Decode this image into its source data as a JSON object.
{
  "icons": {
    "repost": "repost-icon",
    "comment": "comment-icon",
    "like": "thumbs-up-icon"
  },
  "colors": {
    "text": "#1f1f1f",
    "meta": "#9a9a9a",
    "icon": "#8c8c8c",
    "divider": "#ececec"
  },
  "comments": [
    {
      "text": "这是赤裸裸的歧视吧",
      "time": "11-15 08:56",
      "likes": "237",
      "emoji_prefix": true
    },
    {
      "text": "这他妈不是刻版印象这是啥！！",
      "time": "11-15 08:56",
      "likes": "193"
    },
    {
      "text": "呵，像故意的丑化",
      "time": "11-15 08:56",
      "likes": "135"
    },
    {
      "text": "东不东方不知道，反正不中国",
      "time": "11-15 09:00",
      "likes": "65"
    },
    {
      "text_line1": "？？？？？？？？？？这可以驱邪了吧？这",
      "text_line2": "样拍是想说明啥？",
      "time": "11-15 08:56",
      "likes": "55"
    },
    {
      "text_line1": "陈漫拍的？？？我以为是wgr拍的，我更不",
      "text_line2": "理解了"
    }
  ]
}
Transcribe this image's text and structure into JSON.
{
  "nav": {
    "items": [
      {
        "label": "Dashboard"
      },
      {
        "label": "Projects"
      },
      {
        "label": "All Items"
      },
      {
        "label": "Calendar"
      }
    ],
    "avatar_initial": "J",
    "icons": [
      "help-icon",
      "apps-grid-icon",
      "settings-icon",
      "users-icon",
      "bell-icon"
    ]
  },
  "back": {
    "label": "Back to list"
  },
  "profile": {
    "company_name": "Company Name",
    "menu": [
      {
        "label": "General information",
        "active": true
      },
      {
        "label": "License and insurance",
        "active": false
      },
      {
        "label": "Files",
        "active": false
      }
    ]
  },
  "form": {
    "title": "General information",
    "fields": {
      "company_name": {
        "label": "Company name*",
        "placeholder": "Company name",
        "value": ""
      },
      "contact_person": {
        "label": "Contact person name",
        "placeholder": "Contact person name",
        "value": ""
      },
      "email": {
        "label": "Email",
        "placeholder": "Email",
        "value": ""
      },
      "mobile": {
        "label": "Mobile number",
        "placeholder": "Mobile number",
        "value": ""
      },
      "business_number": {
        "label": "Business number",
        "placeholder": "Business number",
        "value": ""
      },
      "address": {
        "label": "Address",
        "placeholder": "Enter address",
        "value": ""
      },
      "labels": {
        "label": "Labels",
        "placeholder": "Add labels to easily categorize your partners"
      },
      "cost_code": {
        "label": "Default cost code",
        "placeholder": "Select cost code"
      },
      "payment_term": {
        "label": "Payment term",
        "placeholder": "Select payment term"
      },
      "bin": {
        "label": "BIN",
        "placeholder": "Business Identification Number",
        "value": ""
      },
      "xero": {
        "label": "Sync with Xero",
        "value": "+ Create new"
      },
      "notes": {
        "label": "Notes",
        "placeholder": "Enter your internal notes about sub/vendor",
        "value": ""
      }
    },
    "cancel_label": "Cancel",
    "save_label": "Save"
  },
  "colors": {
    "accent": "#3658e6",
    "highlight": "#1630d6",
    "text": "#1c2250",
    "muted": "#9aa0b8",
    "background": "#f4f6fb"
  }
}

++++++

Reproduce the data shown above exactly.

Decode this image into its source data as a JSON object.
{
  "icons": {
    "repost": "repost-icon",
    "comment": "comment-icon",
    "like": "thumbs-up-icon"
  },
  "colors": {
    "text": "#1f1f1f",
    "meta": "#9a9a9a",
    "icon": "#8c8c8c",
    "divider": "#ececec"
  },
  "comments": [
    {
      "text": "这是赤裸裸的歧视吧",
      "time": "11-15 08:56",
      "likes": "237",
      "emoji_prefix": true
    },
    {
      "text": "这他妈不是刻版印象这是啥！！",
      "time": "11-15 08:56",
      "likes": "193"
    },
    {
      "text": "呵，像故意的丑化",
      "time": "11-15 08:56",
      "likes": "135"
    },
    {
      "text": "东不东方不知道，反正不中国",
      "time": "11-15 09:00",
      "likes": "65"
    },
    {
      "text_line1": "？？？？？？？？？？这可以驱邪了吧？这",
      "text_line2": "样拍是想说明啥？",
      "time": "11-15 08:56",
      "likes": "55"
    },
    {
      "text_line1": "陈漫拍的？？？我以为是wgr拍的，我更不",
      "text_line2": "理解了"
    }
  ]
}
Transcribe this image's text and structure into JSON.
{
  "nav": {
    "items": [
      {
        "label": "Dashboard"
      },
      {
        "label": "Projects"
      },
      {
        "label": "All Items"
      },
      {
        "label": "Calendar"
      }
    ],
    "avatar_initial": "J",
    "icons": [
      "help-icon",
      "apps-grid-icon",
      "settings-icon",
      "users-icon",
      "bell-icon"
    ]
  },
  "back": {
    "label": "Back to list"
  },
  "profile": {
    "company_name": "Company Name",
    "menu": [
      {
        "label": "General information",
        "active": true
      },
      {
        "label": "License and insurance",
        "active": false
      },
      {
        "label": "Files",
        "active": false
      }
    ]
  },
  "form": {
    "title": "General information",
    "fields": {
      "company_name": {
        "label": "Company name*",
        "placeholder": "Company name",
        "value": ""
      },
      "contact_person": {
        "label": "Contact person name",
        "placeholder": "Contact person name",
        "value": ""
      },
      "email": {
        "label": "Email",
        "placeholder": "Email",
        "value": ""
      },
      "mobile": {
        "label": "Mobile number",
        "placeholder": "Mobile number",
        "value": ""
      },
      "business_number": {
        "label": "Business number",
        "placeholder": "Business number",
        "value": ""
      },
      "address": {
        "label": "Address",
        "placeholder": "Enter address",
        "value": ""
      },
      "labels": {
        "label": "Labels",
        "placeholder": "Add labels to easily categorize your partners"
      },
      "cost_code": {
        "label": "Default cost code",
        "placeholder": "Select cost code"
      },
      "payment_term": {
        "label": "Payment term",
        "placeholder": "Select payment term"
      },
      "bin": {
        "label": "BIN",
        "placeholder": "Business Identification Number",
        "value": ""
      },
      "xero": {
        "label": "Sync with Xero",
        "value": "+ Create new"
      },
      "notes": {
        "label": "Notes",
        "placeholder": "Enter your internal notes about sub/vendor",
        "value": ""
      }
    },
    "cancel_label": "Cancel",
    "save_label": "Save"
  },
  "colors": {
    "accent": "#3658e6",
    "highlight": "#1630d6",
    "text": "#1c2250",
    "muted": "#9aa0b8",
    "background": "#f4f6fb"
  }
}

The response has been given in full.